Wyoming/Colorado - The preliminary permit application filed on September 1, 2011, for the Regional Watershed Supply Project (FERC No. 14263-000), has been found "deficient" for failure to identify the owner(s) and locations of proposed project facilities.
In a letter dated October 5th, 2011, the Federal Energy Regulatory Commission responded to RWSP proponent Aaron Million's application, by identifying two sections of the application that are deficient, as well as requesting additional information that is needed for the agency to complete it's evaluation of the preliminary permit application.
Included in the response from FERC, is notice the the projects proposed licensing schedule is inconsistent with Commission regulations. Million's application only allows 6 months for consulting with participants and doing technical studies after the Notice of Intent and Pre-Application Documents are submitted.
In addition, the Commission states it may have jurisdiction of any proposed natural-gas pipelines the applicant seeks to install to power nine stations used to pump Green River water up and over the Continental Divide.
Failure to provide this information may result in the application being rejected.
In it's letter dated Oct. 5th, FERC listed the following deficiencies and additional information that is needed.

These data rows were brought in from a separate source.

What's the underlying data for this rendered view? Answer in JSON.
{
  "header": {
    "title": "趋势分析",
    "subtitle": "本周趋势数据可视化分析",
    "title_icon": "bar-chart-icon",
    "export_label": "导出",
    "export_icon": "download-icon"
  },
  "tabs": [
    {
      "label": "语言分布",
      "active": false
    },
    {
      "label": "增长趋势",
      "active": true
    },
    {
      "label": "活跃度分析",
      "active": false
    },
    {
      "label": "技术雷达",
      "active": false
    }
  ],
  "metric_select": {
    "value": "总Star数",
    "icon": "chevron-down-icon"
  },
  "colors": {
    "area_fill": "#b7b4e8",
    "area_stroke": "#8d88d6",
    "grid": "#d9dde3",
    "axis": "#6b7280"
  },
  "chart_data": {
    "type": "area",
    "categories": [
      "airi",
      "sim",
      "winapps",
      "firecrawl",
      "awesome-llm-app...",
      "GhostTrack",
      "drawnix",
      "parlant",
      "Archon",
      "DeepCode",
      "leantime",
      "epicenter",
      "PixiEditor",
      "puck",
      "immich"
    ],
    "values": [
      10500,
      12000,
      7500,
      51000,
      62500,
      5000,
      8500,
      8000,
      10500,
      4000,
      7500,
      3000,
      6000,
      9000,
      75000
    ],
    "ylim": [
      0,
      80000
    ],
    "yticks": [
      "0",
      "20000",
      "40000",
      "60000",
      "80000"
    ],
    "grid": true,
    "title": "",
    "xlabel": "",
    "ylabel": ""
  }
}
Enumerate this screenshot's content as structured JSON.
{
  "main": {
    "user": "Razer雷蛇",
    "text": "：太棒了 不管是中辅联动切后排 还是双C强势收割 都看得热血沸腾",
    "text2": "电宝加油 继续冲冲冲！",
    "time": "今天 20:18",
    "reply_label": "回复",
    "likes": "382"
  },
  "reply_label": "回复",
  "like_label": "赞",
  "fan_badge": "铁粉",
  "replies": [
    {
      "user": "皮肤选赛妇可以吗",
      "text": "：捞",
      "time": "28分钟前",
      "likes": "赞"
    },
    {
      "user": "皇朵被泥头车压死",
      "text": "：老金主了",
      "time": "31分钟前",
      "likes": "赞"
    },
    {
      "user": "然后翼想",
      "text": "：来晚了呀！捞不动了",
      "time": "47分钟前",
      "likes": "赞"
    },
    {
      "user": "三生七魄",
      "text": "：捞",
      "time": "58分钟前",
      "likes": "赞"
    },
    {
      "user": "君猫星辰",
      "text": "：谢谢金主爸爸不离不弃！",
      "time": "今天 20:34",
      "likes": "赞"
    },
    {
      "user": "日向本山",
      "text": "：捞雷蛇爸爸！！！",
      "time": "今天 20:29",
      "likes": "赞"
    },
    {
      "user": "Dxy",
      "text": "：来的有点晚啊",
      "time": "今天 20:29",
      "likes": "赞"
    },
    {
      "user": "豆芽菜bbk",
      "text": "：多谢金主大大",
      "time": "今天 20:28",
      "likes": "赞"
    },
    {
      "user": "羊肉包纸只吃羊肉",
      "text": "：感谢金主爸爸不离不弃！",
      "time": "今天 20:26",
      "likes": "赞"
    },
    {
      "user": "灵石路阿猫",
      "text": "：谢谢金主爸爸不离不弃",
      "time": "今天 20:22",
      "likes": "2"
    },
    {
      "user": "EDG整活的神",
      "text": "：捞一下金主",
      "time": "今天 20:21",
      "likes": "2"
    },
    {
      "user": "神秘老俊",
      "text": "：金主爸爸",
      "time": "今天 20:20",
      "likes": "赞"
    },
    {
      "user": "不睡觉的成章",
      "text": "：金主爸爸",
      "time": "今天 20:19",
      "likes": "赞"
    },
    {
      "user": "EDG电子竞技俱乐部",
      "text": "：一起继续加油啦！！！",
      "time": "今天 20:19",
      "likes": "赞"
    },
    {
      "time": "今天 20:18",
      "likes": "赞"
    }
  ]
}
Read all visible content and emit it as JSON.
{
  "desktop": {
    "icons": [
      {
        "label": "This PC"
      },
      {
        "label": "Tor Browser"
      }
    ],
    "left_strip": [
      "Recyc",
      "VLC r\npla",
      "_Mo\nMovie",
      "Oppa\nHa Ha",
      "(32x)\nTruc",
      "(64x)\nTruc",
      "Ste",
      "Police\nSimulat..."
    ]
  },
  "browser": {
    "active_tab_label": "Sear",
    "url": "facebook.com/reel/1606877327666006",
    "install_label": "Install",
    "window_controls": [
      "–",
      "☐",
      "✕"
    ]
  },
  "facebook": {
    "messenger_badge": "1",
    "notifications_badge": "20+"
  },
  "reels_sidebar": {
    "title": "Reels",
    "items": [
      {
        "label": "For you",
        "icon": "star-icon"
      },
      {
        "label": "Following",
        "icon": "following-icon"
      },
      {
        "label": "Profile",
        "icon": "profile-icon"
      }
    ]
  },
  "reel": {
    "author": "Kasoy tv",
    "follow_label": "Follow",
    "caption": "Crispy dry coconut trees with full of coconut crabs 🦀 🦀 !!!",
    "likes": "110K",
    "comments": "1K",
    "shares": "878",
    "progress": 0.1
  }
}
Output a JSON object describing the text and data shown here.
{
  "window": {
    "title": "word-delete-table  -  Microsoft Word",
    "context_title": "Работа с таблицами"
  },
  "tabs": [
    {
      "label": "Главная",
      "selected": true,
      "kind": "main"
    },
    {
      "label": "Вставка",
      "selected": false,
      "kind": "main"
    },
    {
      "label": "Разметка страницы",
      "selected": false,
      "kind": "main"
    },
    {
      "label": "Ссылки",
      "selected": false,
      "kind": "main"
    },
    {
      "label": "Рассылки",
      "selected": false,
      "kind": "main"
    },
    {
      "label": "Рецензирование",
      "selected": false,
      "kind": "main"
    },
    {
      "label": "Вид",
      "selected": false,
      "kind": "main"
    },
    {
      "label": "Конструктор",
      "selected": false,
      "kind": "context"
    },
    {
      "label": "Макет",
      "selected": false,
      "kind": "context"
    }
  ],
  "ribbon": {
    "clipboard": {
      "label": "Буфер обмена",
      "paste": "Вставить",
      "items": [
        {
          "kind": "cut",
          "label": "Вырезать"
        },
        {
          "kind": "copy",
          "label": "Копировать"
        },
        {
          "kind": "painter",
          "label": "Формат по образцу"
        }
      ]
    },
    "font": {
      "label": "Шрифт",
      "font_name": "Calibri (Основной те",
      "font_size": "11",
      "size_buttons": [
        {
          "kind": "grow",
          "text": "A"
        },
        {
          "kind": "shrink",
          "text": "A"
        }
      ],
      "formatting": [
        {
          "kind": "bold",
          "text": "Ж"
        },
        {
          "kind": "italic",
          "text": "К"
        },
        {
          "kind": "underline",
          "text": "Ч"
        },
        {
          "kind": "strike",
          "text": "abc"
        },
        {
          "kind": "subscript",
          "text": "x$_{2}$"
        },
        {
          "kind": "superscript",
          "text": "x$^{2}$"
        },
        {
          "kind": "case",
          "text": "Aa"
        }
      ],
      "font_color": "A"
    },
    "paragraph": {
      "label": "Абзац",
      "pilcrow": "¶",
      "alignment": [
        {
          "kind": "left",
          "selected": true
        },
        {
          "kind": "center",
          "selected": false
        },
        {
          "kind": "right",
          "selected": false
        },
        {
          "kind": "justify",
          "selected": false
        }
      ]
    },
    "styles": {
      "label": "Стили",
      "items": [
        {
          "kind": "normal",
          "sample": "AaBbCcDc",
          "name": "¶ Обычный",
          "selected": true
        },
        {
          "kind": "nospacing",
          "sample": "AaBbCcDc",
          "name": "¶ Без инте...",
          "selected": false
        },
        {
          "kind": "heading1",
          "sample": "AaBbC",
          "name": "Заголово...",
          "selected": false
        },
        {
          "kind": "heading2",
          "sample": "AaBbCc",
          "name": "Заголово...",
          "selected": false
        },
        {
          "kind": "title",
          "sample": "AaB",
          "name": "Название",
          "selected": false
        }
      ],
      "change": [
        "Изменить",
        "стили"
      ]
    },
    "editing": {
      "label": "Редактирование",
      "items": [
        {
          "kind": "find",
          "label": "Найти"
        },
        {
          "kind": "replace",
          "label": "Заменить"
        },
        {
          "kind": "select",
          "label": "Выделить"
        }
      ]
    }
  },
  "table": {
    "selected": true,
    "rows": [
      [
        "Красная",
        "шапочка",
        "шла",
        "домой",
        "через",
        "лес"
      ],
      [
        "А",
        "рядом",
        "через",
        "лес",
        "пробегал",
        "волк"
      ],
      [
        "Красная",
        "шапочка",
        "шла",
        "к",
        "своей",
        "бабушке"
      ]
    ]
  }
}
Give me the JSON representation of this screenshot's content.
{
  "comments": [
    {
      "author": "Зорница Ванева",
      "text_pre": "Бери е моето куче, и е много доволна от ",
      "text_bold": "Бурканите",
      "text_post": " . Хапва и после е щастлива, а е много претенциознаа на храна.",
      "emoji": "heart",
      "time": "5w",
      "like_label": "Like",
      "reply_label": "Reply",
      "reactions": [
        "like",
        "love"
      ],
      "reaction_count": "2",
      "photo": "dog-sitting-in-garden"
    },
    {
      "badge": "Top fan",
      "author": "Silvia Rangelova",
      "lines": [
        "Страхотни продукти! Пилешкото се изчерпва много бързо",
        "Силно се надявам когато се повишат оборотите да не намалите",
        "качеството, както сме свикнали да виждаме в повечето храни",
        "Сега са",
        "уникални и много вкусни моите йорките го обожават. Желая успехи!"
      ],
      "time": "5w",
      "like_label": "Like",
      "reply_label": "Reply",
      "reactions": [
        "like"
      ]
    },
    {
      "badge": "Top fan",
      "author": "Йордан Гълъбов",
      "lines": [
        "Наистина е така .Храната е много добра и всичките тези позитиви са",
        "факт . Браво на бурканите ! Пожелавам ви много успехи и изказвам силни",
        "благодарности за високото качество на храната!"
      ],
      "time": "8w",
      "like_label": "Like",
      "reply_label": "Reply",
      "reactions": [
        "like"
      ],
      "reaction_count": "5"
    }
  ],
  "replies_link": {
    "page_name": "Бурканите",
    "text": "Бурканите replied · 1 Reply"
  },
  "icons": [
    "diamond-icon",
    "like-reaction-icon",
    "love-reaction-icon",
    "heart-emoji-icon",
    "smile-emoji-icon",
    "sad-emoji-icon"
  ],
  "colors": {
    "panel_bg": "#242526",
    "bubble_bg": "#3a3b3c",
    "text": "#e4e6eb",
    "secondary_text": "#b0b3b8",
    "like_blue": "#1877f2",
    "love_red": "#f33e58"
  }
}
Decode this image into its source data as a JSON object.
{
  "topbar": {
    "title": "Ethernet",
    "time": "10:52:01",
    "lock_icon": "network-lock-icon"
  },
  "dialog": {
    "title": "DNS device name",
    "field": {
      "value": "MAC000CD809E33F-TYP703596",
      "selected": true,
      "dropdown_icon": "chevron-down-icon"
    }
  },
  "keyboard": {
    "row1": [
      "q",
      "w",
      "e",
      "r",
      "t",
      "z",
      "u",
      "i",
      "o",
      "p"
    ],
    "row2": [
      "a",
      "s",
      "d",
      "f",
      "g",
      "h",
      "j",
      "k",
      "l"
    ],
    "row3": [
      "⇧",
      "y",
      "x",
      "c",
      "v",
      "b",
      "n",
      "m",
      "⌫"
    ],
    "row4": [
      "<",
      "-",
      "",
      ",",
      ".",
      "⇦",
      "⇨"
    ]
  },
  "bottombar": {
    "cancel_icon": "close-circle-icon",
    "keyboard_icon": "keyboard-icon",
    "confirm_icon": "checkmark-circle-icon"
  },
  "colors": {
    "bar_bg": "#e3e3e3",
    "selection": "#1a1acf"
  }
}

1. Section 4.81 (a) requires that an applicant identify the owners or operators of any dam or facility that is part of the proposed project. Please identify the federal owner or operator of Flaming Gorge Reservoir and give the name and address of the owner of Lake Hattie.
2. Section 4.81 (b) requires that you describe the proposed project, specifying all the facilities that would be part of your proposal. Our review of your application shows that your Exhibit 3 map does not show several proposed developments. Please revise the Exhibit 3 map to identify the location of: (a) the Wild Horse Canyon Pumped Storage Project; (b) the nine natural-gas powered pump stations; and (c) the four reservoirs that you propose to build as part of the overall water supply project.
1. Because the Commission would only have jurisdiction with regard to the proposed hydroelectric development, which is only one component of the proposed 501-mile-long water supply pipeline project, construction of substantial parts of the overall project may require permits from other federal agencies. For the 3,212 acres of federal land you identify in exhibit 3, please identify the responsible federal agencies that manage those lands.
2. For us to better understand the elevation changes along the proposed pipeline, please include a drawing of the hydraulic grade line at the various pipeline stations, including a plot of the ground elevation at each station.
3. On a separate map of the proposed pipeline, highlight the part of the pipeline where you are proposing to develop the hydroelectric facilities.